  31. 31.
    Qu X, Jin F, Hao Y, Li H, Tang T, Wang H, Yan W, Dai K (2013) Magnesium and the risk of cardiovascular events: a meta-analysis of prospective cohort studies. PLoS One 8:e57720CrossRefPubMedPubMedCentralGoogle Scholar
  32. 32.
    Del Gobbo LC, Imamura F, Wu JHY, de Oliveira Otto MC, Chiuve SE, Mozaffarian D (2013) Circulating and dietary magnesium and risk of cardiovascular disease: a systematic review and meta-analysis of prospective studies. Am J Clin Nutr 98:160–173CrossRefPubMedPubMedCentralGoogle Scholar
  33. 33.
    Lutsey PL, Alonso A, Michos ED, Loehr LR, Astor BC, Coresh J, Folsom AR (2014) Serum magnesium, phosphorus, and calcium are associated with risk of incident heart failure: the Atherosclerosis Risk in Communities (ARIC) Study.
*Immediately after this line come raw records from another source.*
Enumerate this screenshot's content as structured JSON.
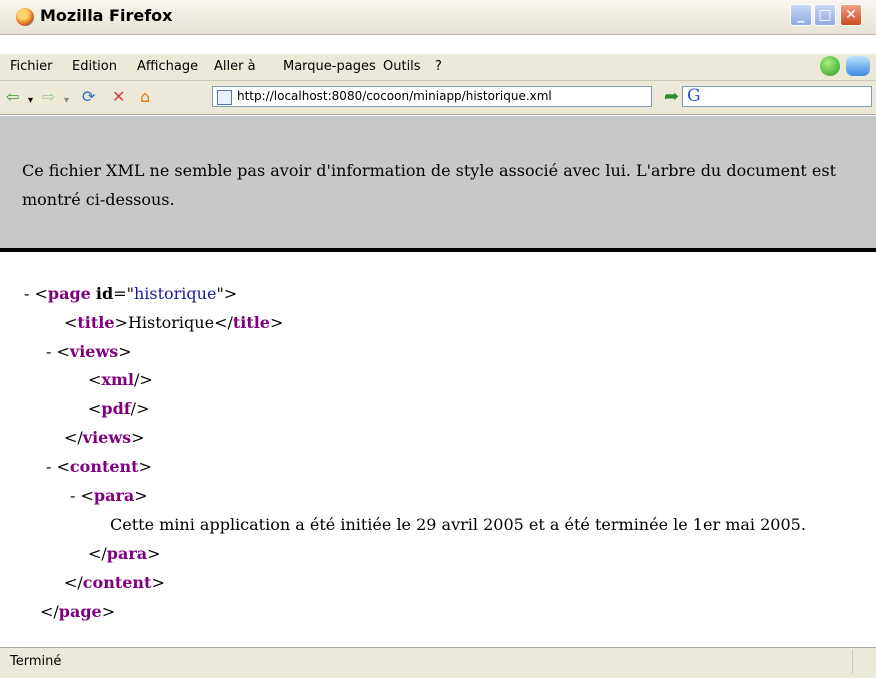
{
  "window": {
    "title": "Mozilla Firefox"
  },
  "menu": {
    "items": [
      "Fichier",
      "Edition",
      "Affichage",
      "Aller à",
      "Marque-pages",
      "Outils",
      "?"
    ]
  },
  "toolbar": {
    "url": "http://localhost:8080/cocoon/miniapp/historique.xml",
    "search_logo": "G"
  },
  "info": {
    "message": "Ce fichier XML ne semble pas avoir d'information de style associé avec lui. L'arbre du document est montré ci-dessous."
  },
  "xml": {
    "root_tag": "page",
    "root_attr_name": "id",
    "root_attr_value": "historique",
    "title_tag": "title",
    "title_text": "Historique",
    "views_tag": "views",
    "xml_tag": "xml",
    "pdf_tag": "pdf",
    "content_tag": "content",
    "para_tag": "para",
    "para_text": "Cette mini application a été initiée le 29 avril 2005 et a été terminée le 1er mai 2005."
  },
  "status": {
    "text": "Terminé"
  },
  "colors": {
    "tag": "#800080",
    "attr_value": "#1a1aa6",
    "info_bg": "#c8c8c8"
  }
}
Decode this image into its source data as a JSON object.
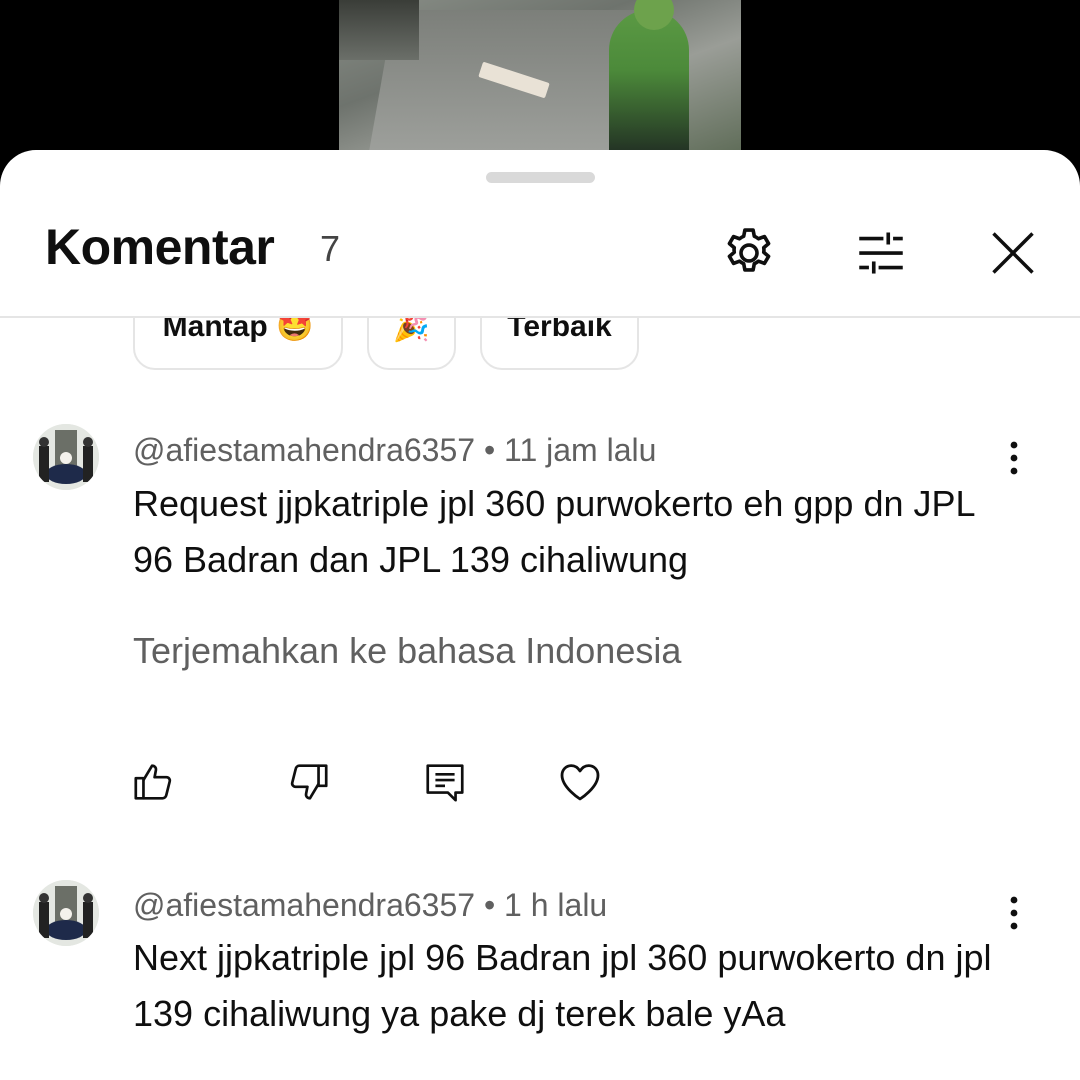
{
  "header": {
    "title": "Komentar",
    "count": "7"
  },
  "chips": [
    {
      "label": "Mantap 🤩"
    },
    {
      "label": "🎉"
    },
    {
      "label": "Terbaik"
    }
  ],
  "comments": [
    {
      "author": "@afiestamahendra6357",
      "time": "11 jam lalu",
      "text": "Request jjpkatriple jpl 360 purwokerto eh gpp dn JPL 96 Badran dan JPL 139 cihaliwung",
      "translate_label": "Terjemahkan ke bahasa Indonesia"
    },
    {
      "author": "@afiestamahendra6357",
      "time": "1 h lalu",
      "text": "Next jjpkatriple jpl 96 Badran jpl 360 purwokerto dn jpl 139 cihaliwung ya pake dj terek bale yAa"
    }
  ],
  "meta_separator": " • ",
  "icons": [
    "settings-icon",
    "filter-icon",
    "close-icon",
    "more-vert-icon",
    "like-icon",
    "dislike-icon",
    "reply-icon",
    "heart-icon"
  ]
}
Am J Clin Nutr 100:756–764CrossRefPubMedPubMedCentralGoogle Scholar

Copyright information

© Springer Science+Business Media New York (outside the USA) 2016

Authors and Affiliations

  1. 1.USDA, ARS, Grand Forks Human Nutrition Research CenterGrand ForksUSA

Personalised recommendations